### What to work on
In the material below, which lines hold the word "screenshot"? Pick each one out.

---- Record excerpts

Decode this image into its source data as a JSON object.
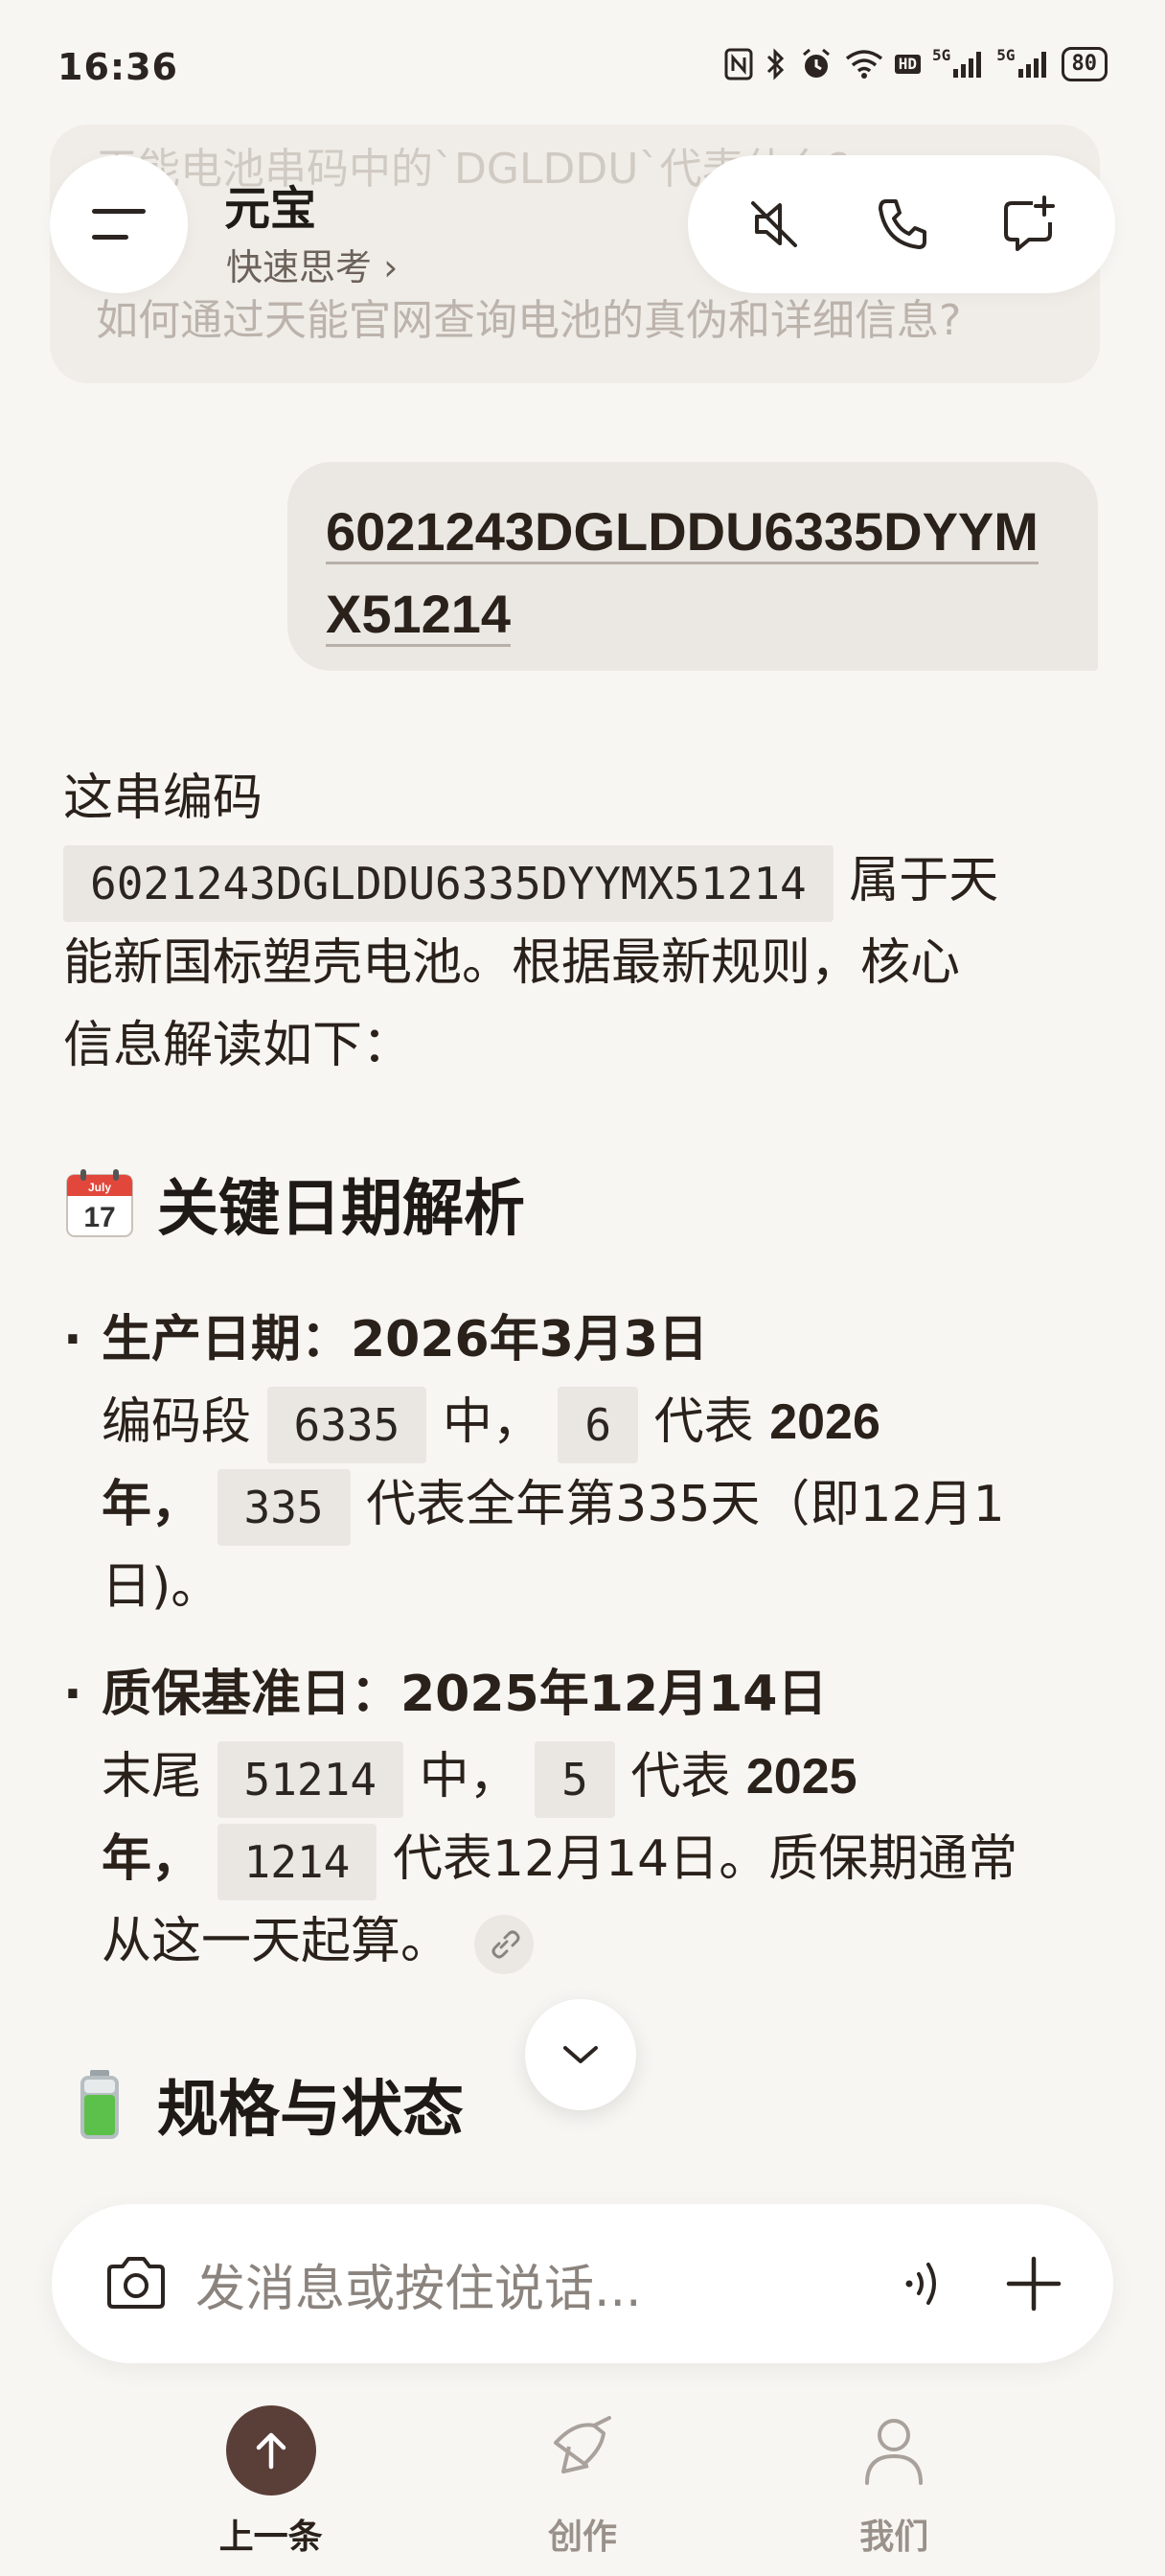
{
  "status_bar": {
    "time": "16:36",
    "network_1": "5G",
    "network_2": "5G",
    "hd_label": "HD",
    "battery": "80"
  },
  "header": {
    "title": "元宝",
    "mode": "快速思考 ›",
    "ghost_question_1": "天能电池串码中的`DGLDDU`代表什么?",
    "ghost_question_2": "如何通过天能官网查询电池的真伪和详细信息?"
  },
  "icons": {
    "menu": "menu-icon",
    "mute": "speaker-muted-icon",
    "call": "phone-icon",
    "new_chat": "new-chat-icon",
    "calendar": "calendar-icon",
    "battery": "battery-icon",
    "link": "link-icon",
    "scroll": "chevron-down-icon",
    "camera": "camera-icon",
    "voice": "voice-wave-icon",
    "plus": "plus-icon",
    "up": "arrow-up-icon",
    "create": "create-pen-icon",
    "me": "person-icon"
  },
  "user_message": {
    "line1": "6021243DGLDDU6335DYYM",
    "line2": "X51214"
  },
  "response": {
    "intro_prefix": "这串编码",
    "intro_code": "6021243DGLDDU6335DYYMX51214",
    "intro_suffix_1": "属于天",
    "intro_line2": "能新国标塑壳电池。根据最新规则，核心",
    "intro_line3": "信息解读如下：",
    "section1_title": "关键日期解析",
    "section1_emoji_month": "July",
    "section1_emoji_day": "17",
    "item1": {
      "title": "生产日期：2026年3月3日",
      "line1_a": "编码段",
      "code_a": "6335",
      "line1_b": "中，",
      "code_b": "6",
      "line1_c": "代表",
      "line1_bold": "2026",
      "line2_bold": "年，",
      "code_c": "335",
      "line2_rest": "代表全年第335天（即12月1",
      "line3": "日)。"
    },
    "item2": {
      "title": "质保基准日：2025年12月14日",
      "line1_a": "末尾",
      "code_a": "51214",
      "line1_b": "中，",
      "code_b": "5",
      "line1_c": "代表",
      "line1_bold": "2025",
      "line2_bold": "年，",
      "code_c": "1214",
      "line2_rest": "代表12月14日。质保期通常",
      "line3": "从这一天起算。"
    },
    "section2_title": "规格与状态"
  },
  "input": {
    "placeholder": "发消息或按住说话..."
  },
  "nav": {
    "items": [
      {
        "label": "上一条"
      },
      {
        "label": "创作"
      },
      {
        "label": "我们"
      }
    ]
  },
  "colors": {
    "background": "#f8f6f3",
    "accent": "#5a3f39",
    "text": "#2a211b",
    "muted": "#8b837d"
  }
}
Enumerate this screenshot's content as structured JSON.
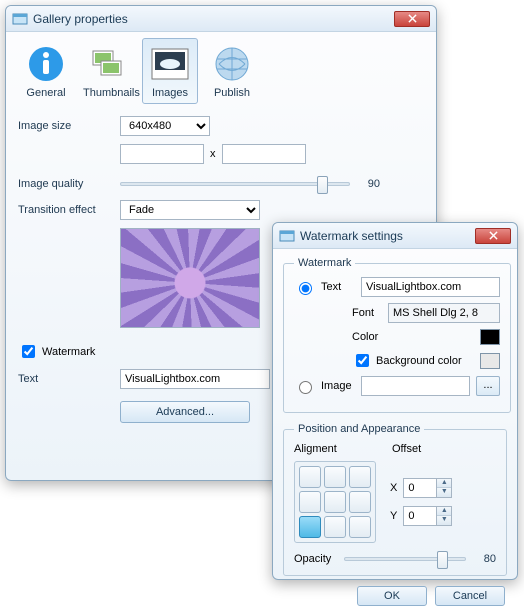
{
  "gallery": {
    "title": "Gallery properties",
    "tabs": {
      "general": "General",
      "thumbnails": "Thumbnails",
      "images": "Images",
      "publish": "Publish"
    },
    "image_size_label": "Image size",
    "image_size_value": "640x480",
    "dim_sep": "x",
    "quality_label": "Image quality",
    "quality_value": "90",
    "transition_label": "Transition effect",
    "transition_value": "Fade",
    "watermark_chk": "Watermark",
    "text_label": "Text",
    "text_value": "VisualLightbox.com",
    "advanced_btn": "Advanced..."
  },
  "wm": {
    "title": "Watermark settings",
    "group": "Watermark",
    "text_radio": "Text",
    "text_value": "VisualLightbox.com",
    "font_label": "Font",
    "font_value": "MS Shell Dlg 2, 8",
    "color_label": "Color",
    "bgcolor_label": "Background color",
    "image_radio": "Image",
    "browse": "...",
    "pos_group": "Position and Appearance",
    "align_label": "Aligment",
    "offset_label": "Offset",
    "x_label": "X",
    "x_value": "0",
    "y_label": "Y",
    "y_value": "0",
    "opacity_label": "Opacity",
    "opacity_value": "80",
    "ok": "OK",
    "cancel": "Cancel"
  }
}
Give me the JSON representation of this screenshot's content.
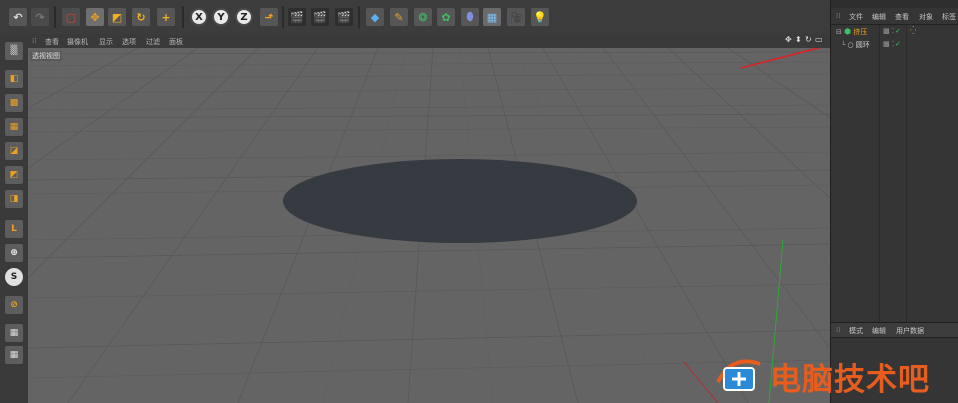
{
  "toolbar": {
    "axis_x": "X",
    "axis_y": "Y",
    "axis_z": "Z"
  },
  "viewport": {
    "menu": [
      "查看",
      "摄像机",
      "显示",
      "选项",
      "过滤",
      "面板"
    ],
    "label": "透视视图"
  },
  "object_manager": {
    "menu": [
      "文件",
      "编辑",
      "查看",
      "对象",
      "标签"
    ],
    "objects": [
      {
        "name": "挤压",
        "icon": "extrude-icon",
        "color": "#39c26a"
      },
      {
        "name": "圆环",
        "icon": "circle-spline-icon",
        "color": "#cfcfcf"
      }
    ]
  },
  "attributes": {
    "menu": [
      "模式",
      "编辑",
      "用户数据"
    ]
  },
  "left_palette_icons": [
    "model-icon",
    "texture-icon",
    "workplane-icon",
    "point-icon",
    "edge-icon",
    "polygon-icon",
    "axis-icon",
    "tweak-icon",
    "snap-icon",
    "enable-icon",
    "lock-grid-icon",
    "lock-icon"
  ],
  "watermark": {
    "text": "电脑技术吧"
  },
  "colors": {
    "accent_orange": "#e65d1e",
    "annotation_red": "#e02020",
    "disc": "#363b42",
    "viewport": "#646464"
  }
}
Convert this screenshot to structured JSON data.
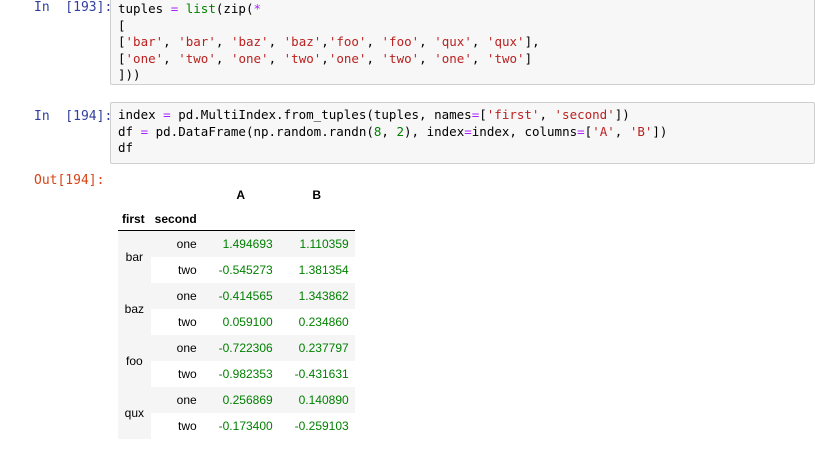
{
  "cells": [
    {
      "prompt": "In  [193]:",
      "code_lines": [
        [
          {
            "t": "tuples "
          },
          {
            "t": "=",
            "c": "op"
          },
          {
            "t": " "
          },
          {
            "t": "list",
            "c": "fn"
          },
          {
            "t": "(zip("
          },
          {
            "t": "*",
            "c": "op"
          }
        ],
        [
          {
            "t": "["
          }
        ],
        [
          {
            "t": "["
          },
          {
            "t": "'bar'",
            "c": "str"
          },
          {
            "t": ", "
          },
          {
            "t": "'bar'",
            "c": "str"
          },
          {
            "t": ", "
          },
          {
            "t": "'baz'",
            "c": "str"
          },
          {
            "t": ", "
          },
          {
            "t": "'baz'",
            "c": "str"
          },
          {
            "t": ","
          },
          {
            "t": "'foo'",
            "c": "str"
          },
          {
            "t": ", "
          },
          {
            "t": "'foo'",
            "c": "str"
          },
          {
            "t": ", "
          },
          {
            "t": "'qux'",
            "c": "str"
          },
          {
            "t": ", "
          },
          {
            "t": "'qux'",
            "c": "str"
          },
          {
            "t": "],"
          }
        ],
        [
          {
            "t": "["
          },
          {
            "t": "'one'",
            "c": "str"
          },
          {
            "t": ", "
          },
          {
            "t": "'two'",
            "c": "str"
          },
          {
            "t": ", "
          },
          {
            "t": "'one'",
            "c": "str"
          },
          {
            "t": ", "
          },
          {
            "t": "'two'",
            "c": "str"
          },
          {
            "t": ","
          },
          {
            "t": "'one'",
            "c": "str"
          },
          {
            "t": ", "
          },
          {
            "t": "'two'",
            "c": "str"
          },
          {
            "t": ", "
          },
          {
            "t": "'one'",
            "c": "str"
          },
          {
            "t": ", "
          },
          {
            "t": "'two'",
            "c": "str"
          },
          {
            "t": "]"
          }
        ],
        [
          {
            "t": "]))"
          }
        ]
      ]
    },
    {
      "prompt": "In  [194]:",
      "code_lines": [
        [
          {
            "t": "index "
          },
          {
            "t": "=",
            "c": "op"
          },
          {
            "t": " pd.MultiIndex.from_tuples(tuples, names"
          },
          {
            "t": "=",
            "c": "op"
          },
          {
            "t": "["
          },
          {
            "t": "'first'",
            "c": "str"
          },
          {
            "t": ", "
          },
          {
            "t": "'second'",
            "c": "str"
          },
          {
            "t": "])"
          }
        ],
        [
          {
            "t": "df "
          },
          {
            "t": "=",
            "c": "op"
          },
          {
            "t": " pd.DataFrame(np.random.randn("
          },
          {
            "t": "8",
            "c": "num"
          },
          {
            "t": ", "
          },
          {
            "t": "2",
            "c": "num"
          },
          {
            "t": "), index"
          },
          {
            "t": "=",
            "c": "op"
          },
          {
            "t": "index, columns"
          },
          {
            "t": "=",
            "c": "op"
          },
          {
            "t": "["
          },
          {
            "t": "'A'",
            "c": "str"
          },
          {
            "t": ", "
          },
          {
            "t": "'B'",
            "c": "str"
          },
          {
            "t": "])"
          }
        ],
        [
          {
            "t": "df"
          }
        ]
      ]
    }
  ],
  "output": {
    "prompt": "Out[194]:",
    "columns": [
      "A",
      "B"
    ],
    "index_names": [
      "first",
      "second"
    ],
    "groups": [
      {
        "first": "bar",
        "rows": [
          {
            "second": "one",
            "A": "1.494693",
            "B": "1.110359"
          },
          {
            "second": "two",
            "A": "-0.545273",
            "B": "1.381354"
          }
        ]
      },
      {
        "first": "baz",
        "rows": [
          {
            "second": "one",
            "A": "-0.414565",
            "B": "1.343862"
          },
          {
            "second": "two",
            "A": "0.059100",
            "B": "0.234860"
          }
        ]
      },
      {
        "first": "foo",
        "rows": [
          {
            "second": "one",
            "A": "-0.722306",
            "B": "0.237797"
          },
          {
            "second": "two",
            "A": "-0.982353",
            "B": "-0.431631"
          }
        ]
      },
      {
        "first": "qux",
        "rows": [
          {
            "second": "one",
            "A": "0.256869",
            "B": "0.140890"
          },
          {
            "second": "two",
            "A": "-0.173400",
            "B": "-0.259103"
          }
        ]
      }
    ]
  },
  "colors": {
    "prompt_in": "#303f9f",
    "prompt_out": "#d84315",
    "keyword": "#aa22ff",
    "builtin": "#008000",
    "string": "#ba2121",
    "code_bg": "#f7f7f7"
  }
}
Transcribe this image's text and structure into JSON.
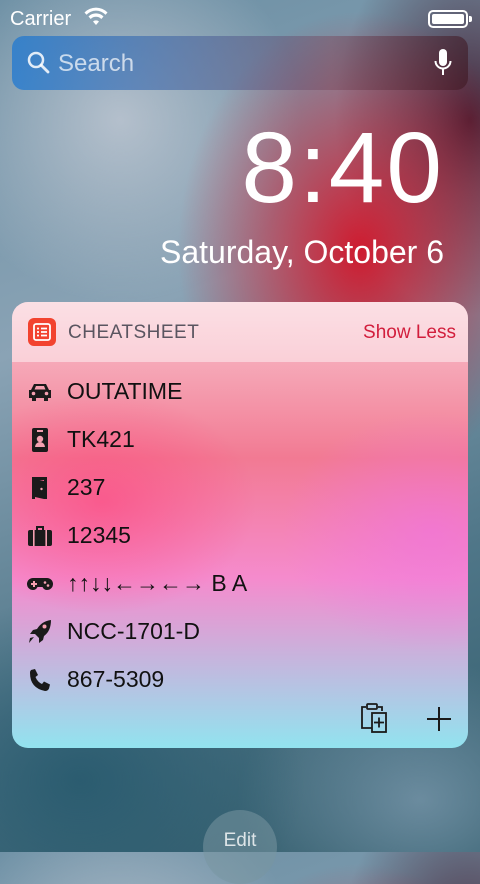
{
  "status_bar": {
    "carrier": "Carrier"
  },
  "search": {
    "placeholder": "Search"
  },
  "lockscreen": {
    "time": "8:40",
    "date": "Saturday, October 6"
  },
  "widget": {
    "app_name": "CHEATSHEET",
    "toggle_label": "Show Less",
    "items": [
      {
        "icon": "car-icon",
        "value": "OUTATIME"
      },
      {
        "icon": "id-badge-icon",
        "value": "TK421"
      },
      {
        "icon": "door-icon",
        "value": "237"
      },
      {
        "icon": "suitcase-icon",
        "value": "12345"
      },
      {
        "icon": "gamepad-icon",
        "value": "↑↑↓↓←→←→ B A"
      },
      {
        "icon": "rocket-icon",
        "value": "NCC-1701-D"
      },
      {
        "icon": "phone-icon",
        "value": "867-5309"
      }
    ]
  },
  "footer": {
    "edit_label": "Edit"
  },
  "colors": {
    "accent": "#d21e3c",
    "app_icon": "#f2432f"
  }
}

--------

### Result
Enumerate this screenshot's content as structured JSON.
Give me the JSON representation of this screenshot's content.
Convert this screenshot to structured JSON data.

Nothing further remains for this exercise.